There's a rough magic to Phyllida Lloyd's radical and revelatory reworking of three Shakespeare plays: Julius Caesar,Henry IV and The Tempest. What she does seems so simple, using everyday props and a bleak setting. Yet to place the plays within a women's prison with an all-female cast, transforms their effect and meaning. They come vividly and wonderfully to a different life.
The frame of the prison was originally – in 2012 when Julius Caesar was first seen – simply to give a realistic context for women taking every part. But as the project has progressed, and with the addition of The Tempest this year, it has become a way of making the plays burrow into contemporary hearts and minds.
The audience are led into the theatre at King's Cross by prison guards; the viewing conditions, with grated doors up high and bum-numbing seats all around, is realistically spartan. At the beginning of each play, a character, based on a real life prisoner, introduces the action, and explains its relevance to her: Julius Caesar helped one find her voice; Henry allowed a drug addict to believe in the possibility of reformation. Finally The Tempest is introduced by Hannah, played by Harriet Walter, the most pervasive character of the trilogy, a lifer with no hope of release. The play becomes one about the daily need to find forgiveness.
Then the prisoners line up, in grey hoodies and baggy track suit bottoms, and the plays begin. They are performed in brilliantly filleted, speedy versions, with the odd interruption as prison life intrudes on the action. So at the end of Julius Caesar, for example, Hannah/Walter strides down the steps shouting: "It's not over. The world is shit. Do something about it. Fuck you!" At the close of The Tempest, she is surrounded by the voices of the people she has worked her magic on, those she has helped on the road to freedom, while she remains imprisoned with her books.
This sense that Shakespeare is embedded in our reactions to our problems is one of the great benefits of the staging, emphasising his essential vitality. Another is the pure, bravura clarity of the telling, its imaginative richness, which stretches all the way from Bunny Christie and Chloe Lamford's designs, to the intelligent use of music, to Ann Yee's magnificent movement direction which turns a battle into a stylised boxing match and the arrival of a group of sprites into a street dance.
Repeatedly the confidence of the effects takes the breath away. The way, for example, that the buckram coats of Falstaff and his mates in Henry IV become high viz jackets, or the changing of a dressing gown into a robe of state, or red rubber gloves into bloody hands in Julius Caesar. In The Tempest, the audience are given torches to provide the pinpricks of light which surround Prospero as he casts off his powers.

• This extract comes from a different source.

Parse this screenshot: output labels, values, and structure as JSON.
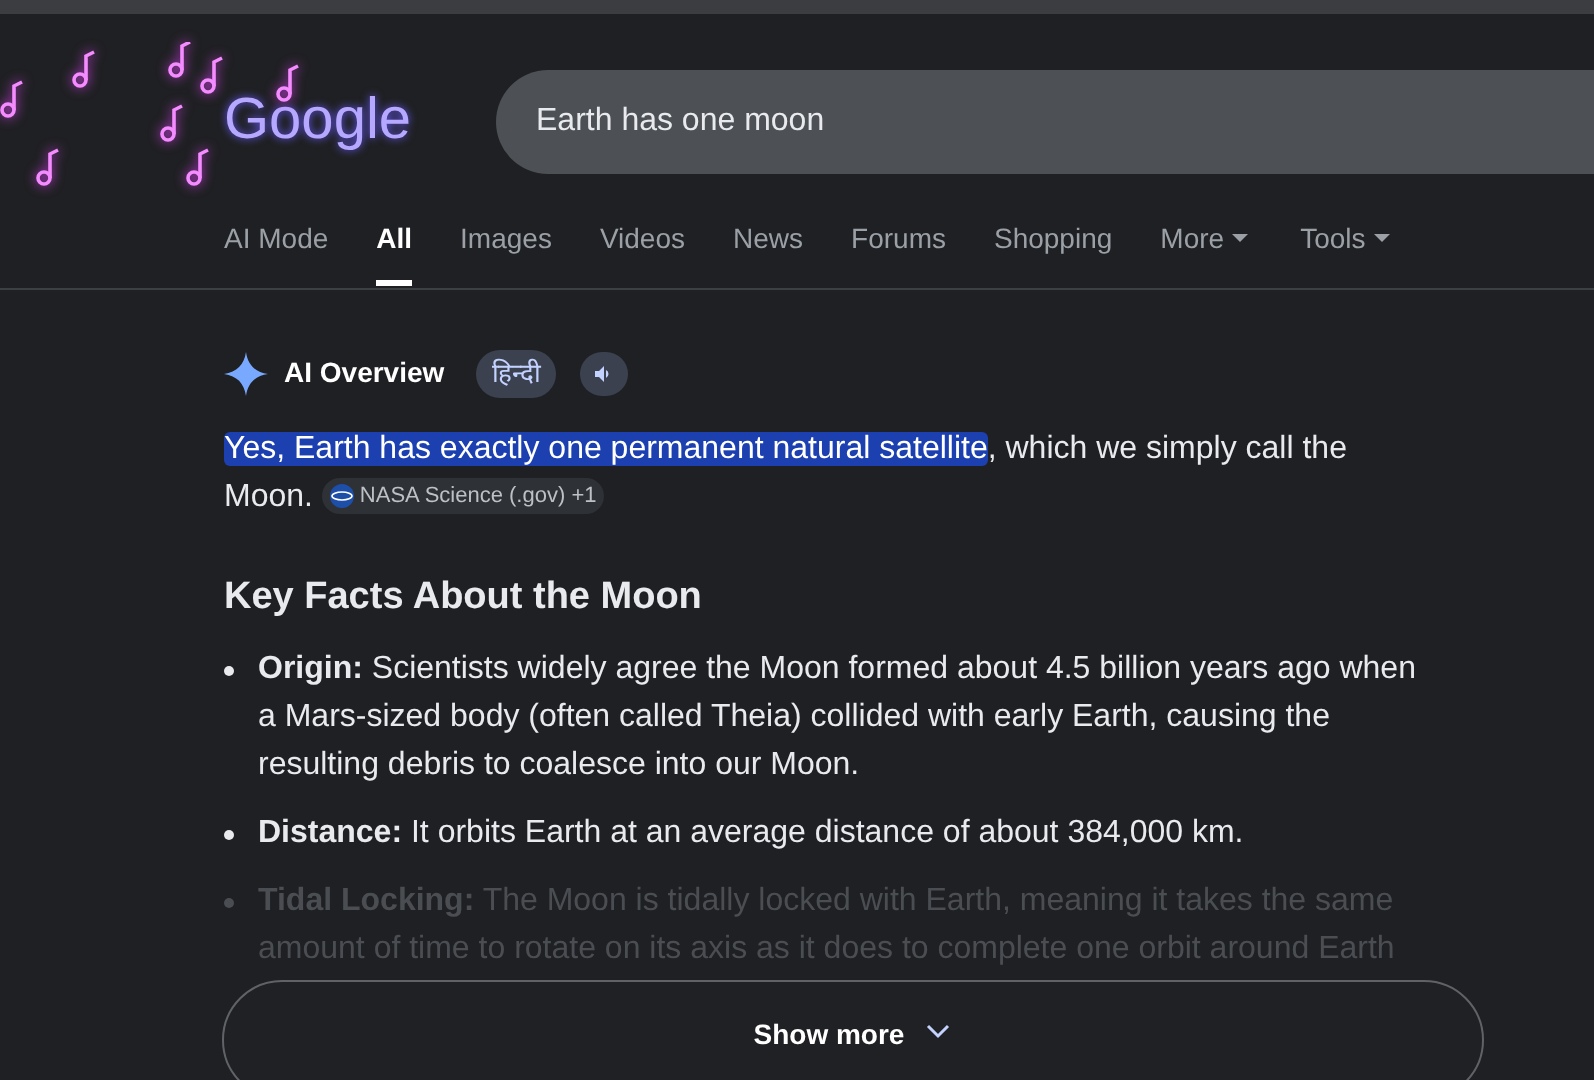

The images contribute to the telling of the story; so do the jokes, including one about Donald Trump. Yet for all the irreverence, the poetry is preserved. Scenes often take place on a bare stage, relying on the power of the acting to compel attention.
By The Tempest, the worlds of the prison and of the play have seeped into one another. The prison setting has become a metaphor for Prospero's isolation and so the storm is one of protest as the inmates battering the gates, crying for freedom; the sea is a swirl of rubbish. When Prospero punishes his enemies, he brings them inside, and their actual imprisonment becomes the state of horror from which he must release them. The theme of children lost and loved takes on added poignancy in the context of a setting where women are separated from the children they adore.
It's as beautifully staged as everything else, though is perhaps inevitably less fluent than the first two plays, well-oiled from performance. But Walter is a superbly compassionate Prospero controlling all around her with a kind of aching sorrow.
The total joy of the entire event is seeing a group of women actresses liberated to perform Shakespeare with such profound insight and understanding. The ensemble – effortlessly multi-racial. attractively energetic, supremely skilled - is superb, but individuals do stand out.
Jade Anouka makes Mark Antony a charismatic manipulator, Hotspur a dashing brawler and Ariel a gentle spirit; Martina Laird brings both Cassius and the devious Worcester to scheming life; Clare Dunne is a terrifying Octavius Caesar, shooting prisoners at will, and a riveting Hal, growing in confidence with every scene. Karen Dunbar casts humorous insight on each part she plays. Leah Harvey's stage debut as Miranda is full of innocent abandon; her courtship by Sheila Atim jelly-limbed, excitable Ferdinand one of the evening's highlights.
At the heart of the whole, stands Harriet Walter, quietly riveting as misguided Brutus fighting for justice, heartbroken as Henry, and – best of all – deeply moving as Prospero. She is the most wonderful listener, responding to everything with profound sensitivity, holding together the complex web of emotions that these outstanding productions weave.
It's an exhilarating day – six hours that celebrate the imaginative power of theatre and the wonder of the women working within it.
The Tempest runs at King's Cross Theatre until 15 December. Julius Caesar and Henry IV run in rep until December 17.